Cancer remains one of the leading causes of death in the United States. An estimated 1.7 million new cancer cases and 600,000 cancer deaths are projected to occur in the United States in 2018.
With many types of cancer, the earlier the diagnosis, the better the patient’s prognosis. That is why it is so important for patients to be conscientious about following their physicians’ recommendations regarding periodic screening, including PSA tests, mammograms, pap smears, colonoscopies and skin checks by dermatologists. Countless lives are saved every year by screening tests that detect cancers at an early and treatable stage.
For these screening tools to work, physicians and health care providers must have reliable systems for identifying abnormal test results, reporting them to their patients, and ordering the necessary follow-up. There are well-established guidelines (or standards of care) regarding how often such screening tests should be performed, what constitutes an abnormal result, and what steps are necessary when an abnormal result occurs, from additional testing to referral to a specialist. Following these guidelines obviously does not prevent every cancer death but often gives the patient a substantially better chance of survival than if the guidelines are not followed.

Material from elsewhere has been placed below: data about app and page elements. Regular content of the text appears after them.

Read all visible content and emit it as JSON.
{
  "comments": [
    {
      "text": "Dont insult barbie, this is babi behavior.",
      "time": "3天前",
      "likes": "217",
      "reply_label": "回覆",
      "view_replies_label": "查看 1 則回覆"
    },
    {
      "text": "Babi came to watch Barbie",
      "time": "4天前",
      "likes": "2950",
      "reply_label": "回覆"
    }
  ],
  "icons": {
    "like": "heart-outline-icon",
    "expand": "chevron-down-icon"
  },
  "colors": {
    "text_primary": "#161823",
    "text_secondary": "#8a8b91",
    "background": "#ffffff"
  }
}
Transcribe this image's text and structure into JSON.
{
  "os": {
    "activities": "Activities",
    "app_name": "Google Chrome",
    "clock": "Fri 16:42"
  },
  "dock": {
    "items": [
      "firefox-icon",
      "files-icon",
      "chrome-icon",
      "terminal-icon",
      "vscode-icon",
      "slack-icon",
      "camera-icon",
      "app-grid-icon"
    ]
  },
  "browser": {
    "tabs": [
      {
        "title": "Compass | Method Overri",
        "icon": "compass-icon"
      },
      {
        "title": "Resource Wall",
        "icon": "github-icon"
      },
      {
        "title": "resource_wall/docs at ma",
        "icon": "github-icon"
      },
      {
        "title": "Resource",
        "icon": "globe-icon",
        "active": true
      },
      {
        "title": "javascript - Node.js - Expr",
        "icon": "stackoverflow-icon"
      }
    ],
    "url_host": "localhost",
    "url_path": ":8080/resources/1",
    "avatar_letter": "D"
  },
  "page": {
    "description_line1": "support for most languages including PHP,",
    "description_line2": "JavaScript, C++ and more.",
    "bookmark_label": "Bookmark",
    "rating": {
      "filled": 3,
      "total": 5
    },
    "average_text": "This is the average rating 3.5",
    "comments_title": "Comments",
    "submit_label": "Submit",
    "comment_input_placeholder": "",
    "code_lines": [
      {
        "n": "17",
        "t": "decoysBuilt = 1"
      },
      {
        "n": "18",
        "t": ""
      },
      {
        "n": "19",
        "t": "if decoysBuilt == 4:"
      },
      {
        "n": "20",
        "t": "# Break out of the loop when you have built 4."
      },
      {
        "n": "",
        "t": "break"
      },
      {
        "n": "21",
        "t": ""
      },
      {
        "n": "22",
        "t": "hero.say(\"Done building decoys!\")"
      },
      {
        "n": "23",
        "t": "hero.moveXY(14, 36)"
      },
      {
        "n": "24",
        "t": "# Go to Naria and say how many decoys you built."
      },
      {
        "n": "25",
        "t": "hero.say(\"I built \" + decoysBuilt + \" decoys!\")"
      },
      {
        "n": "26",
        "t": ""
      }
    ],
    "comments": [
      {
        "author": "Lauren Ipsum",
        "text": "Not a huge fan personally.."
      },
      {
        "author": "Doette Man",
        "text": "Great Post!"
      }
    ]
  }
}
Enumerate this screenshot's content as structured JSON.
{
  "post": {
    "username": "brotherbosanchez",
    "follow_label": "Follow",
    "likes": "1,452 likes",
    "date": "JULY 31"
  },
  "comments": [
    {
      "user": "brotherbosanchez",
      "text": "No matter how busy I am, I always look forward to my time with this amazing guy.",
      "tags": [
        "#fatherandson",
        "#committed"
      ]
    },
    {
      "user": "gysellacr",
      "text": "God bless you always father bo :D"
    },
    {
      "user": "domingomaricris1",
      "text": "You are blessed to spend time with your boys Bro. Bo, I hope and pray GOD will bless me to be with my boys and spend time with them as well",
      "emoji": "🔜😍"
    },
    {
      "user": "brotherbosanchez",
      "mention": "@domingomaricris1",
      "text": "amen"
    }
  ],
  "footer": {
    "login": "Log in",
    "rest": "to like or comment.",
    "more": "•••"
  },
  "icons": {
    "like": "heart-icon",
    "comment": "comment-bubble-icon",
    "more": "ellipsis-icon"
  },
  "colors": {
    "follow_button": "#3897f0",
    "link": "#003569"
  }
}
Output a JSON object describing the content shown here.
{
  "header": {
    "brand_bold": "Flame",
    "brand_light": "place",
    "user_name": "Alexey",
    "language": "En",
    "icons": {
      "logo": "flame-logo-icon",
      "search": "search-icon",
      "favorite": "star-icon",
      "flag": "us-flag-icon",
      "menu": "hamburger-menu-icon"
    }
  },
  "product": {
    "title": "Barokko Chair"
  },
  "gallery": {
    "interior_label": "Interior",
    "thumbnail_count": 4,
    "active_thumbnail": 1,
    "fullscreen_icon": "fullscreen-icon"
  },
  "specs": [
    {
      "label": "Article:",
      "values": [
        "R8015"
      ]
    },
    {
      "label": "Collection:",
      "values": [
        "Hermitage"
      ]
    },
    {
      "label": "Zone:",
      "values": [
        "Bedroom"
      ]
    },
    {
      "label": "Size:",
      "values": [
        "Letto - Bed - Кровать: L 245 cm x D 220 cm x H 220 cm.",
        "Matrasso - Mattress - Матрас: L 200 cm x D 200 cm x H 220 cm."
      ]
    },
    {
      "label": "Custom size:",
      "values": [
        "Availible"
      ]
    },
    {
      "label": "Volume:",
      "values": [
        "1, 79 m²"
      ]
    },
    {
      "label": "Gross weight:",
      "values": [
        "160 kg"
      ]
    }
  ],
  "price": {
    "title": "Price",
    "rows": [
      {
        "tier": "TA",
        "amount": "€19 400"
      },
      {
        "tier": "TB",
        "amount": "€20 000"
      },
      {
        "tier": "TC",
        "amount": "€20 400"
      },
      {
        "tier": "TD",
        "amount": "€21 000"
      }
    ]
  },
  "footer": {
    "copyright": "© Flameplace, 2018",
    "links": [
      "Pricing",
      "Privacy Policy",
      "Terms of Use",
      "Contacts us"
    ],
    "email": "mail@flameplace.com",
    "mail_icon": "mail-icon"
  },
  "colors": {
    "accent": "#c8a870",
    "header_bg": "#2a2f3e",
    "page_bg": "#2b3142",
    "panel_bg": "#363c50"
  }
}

Unfortunately, physicians and other health care providers do not always follow these guidelines. Sometimes an abnormal test result (like an elevated PSA or an abnormal pap smear) either is not noted at all or is not acted on appropriately. When a physician fails to notify a patient of a concerning test result or fails to order the necessary follow-up, the result is a delay in diagnosis of cancer. The delay may cause cancer to go undetected and untreated for months or even years, allowing cancer to progress and perhaps even metastasize. When the cancer is eventually discovered, the patient’s prognosis may be much worse than it would have been with a timely diagnosis. In some cases, the patient has lost the opportunity for cure altogether.
Cancers are diagnosed by means other than screening tests, of course. A patient may see a doctor about a specific concern, such as a concerning lump or pain, and the doctor may order a work-up that reveals cancer. Cancers also may be diagnosed “serendipitously.” This occurs when a patient undergoes a test for a reason totally unrelated to cancer and the test reveals cancer – for example when a patient undergoes a chest x-ray for suspected pneumonia and the x-ray shows cancerous lung nodules. Regardless of the circumstances, well-established guidelines govern the physician’s obligations to identify suspicious diagnostic study findings, report them to the patient or ordering physician, and recommend an appropriate follow-up. Failure to follow these guidelines may result in a delay in diagnosis of cancer.
Youman & Caputo has significant experience successfully litigating cases involving delays in diagnosis of many different types of cancer, including brain, prostate, breast, skin, lung, cervical, sarcoma, kidney, liver and pancreatic cancer. If you have a potential medical malpractice case in Pennsylvania or New Jersey involving a delay in diagnosis of cancer, please contact us today for a free consultation.